BALTIMORE — Several state and federal agencies are investigating how a Maryland worker received 23 fraudulent unemployment debit cards.
Last week, Dr. Keenan Cofield first told WMAR-2 News Mallory Sofastaii that he had received 18 UI debit cards but never applied for benefits. On Tuesday, five more were sent to addresses connected to Cofield, bringing the total to 23 debit cards.
The debit cards were in other people's names and issued from the Bank of America processing center in Gray, Tennessee.
Cofield thought he had been communicating with a potential investor for several tech projects, but knew it was a scam when he received the unemployment debit cards. Cofield tried delivering them to the Maryland Department of Labor and notifying the Governor’s Office. WMAR-2 News put him in touch with Maryland State Police.

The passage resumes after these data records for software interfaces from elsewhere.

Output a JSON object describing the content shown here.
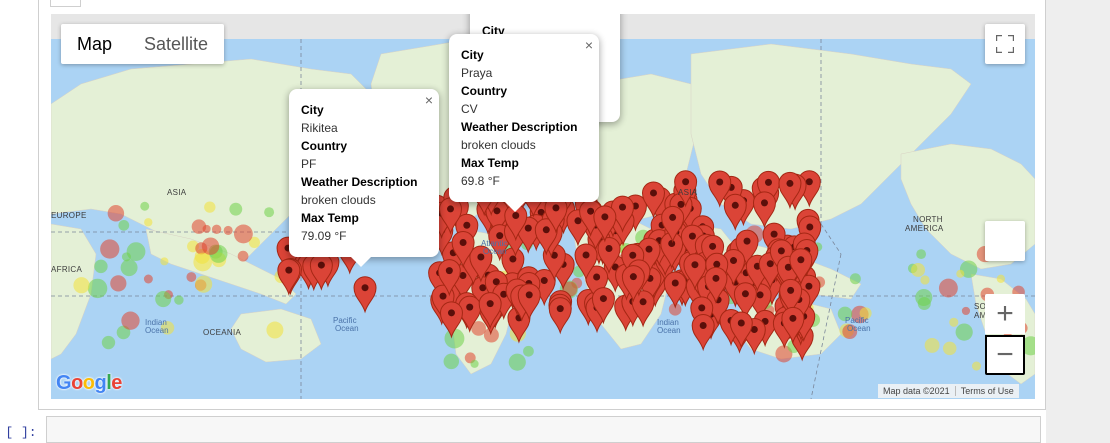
{
  "cell": {
    "prompt_label": "In [ ]:"
  },
  "map": {
    "type_buttons": [
      {
        "label": "Map",
        "active": true
      },
      {
        "label": "Satellite",
        "active": false
      }
    ],
    "controls": {
      "fullscreen_icon": "fullscreen-icon",
      "pegman_icon": "pegman-icon",
      "zoom_in_label": "+",
      "zoom_out_label": "−"
    },
    "logo": [
      "G",
      "o",
      "o",
      "g",
      "l",
      "e"
    ],
    "logo_colors": [
      "#4285F4",
      "#EA4335",
      "#FBBC05",
      "#4285F4",
      "#34A853",
      "#EA4335"
    ],
    "attribution": {
      "map_data": "Map data ©2021",
      "terms": "Terms of Use"
    },
    "region_labels": {
      "asia_left": "ASIA",
      "asia_right": "ASIA",
      "europe": "EUROPE",
      "africa": "AFRICA",
      "oceania": "OCEANIA",
      "north_america_1": "NORTH",
      "north_america_2": "AMERICA",
      "south_america_1": "SO",
      "south_america_2": "AM"
    },
    "ocean_labels": {
      "indian_1a": "Indian",
      "indian_1b": "Ocean",
      "pacific_1a": "Pacific",
      "pacific_1b": "Ocean",
      "atlantic_1a": "Atlantic",
      "atlantic_1b": "Ocean",
      "indian_2a": "Indian",
      "indian_2b": "Ocean",
      "pacific_2a": "Pacific",
      "pacific_2b": "Ocean"
    },
    "marker_color": "#db4437",
    "heat_colors": [
      "#6fd14a",
      "#f2e23a",
      "#e0452f"
    ]
  },
  "info_windows": [
    {
      "labels": [
        "City",
        "Country",
        "Weather Description",
        "Max Temp"
      ],
      "values": [
        "Rikitea",
        "PF",
        "broken clouds",
        "79.09 °F"
      ],
      "close": "×"
    },
    {
      "labels": [
        "City",
        "Country",
        "Weather Description",
        "Max Temp"
      ],
      "values": [
        "Praya",
        "CV",
        "broken clouds",
        "69.8 °F"
      ],
      "close": "×"
    },
    {
      "labels": [
        "City"
      ],
      "values": [],
      "close": ""
    }
  ]
}
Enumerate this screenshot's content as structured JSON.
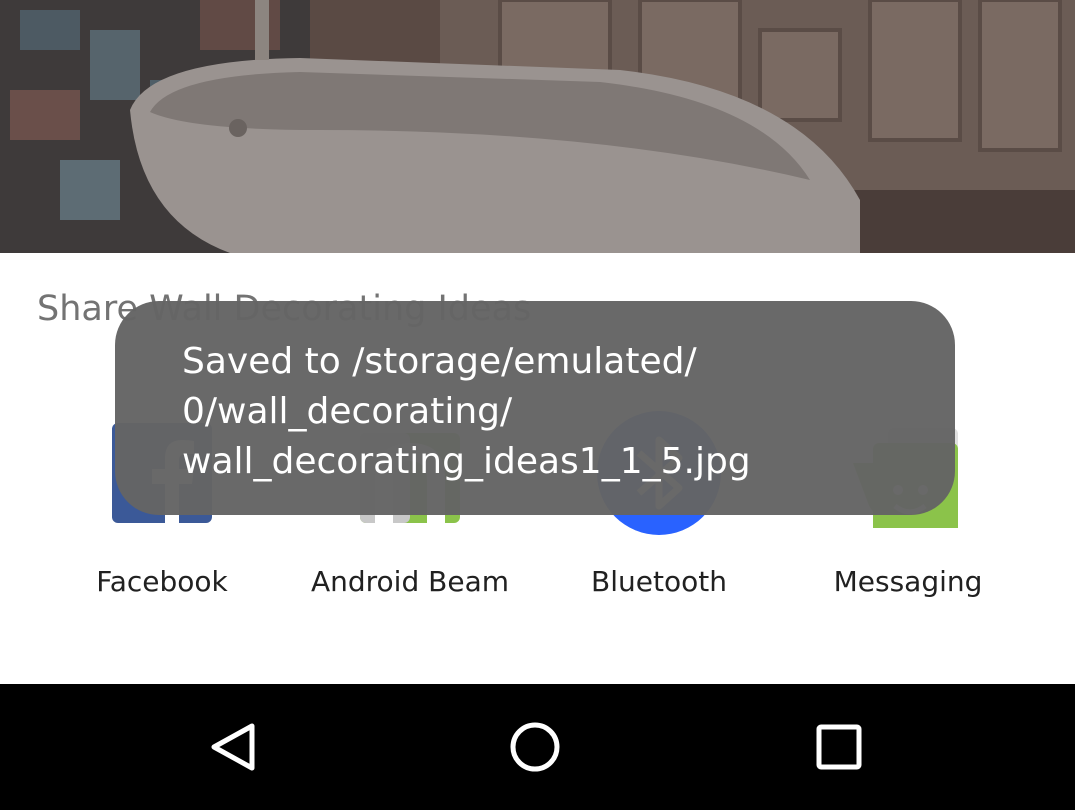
{
  "share_sheet": {
    "title": "Share Wall Decorating Ideas",
    "targets": [
      {
        "label": "Facebook",
        "icon": "facebook-icon",
        "color": "#3b5998"
      },
      {
        "label": "Android Beam",
        "icon": "android-beam-icon",
        "color": "#8bc34a"
      },
      {
        "label": "Bluetooth",
        "icon": "bluetooth-icon",
        "color": "#2962ff"
      },
      {
        "label": "Messaging",
        "icon": "messaging-icon",
        "color": "#8bc34a"
      }
    ]
  },
  "toast": {
    "lines": [
      "Saved to /storage/emulated/",
      "0/wall_decorating/",
      "wall_decorating_ideas1_1_5.jpg"
    ]
  },
  "navigation": {
    "back": "back-icon",
    "home": "home-icon",
    "recents": "recents-icon"
  }
}
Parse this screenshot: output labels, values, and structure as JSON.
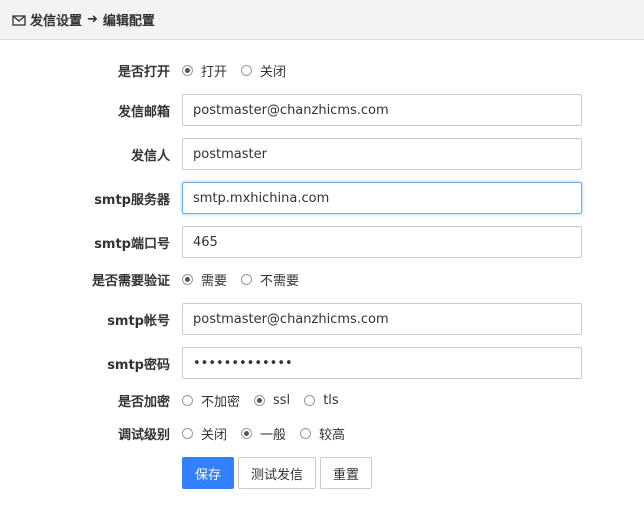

On Wednesday, the Department of Labor confirmed all debit cards sent to Cofield had been blocked as well as claims fraudulent filed in his name using his stolen identity.
The agency is actively investigating this case in coordination with the Maryland State Police, the U.S. Department of Labor’s Office of the Inspector General and the U.S. Attorney's Office.
"Maryland, like states across the nation, continues to see bad actors and fraudsters using illegally obtained data to file fraudulent unemployment insurance claims," wrote Fallon Pearre, director of communications for the Maryland Department of Labor.
As of February 23, 447,817 in-state and out-of-state claims have been flagged for fraud since the beginning of the pandemic. Of those claims flagged, 384,651 (85.89%) have been confirmed as being fraudulent.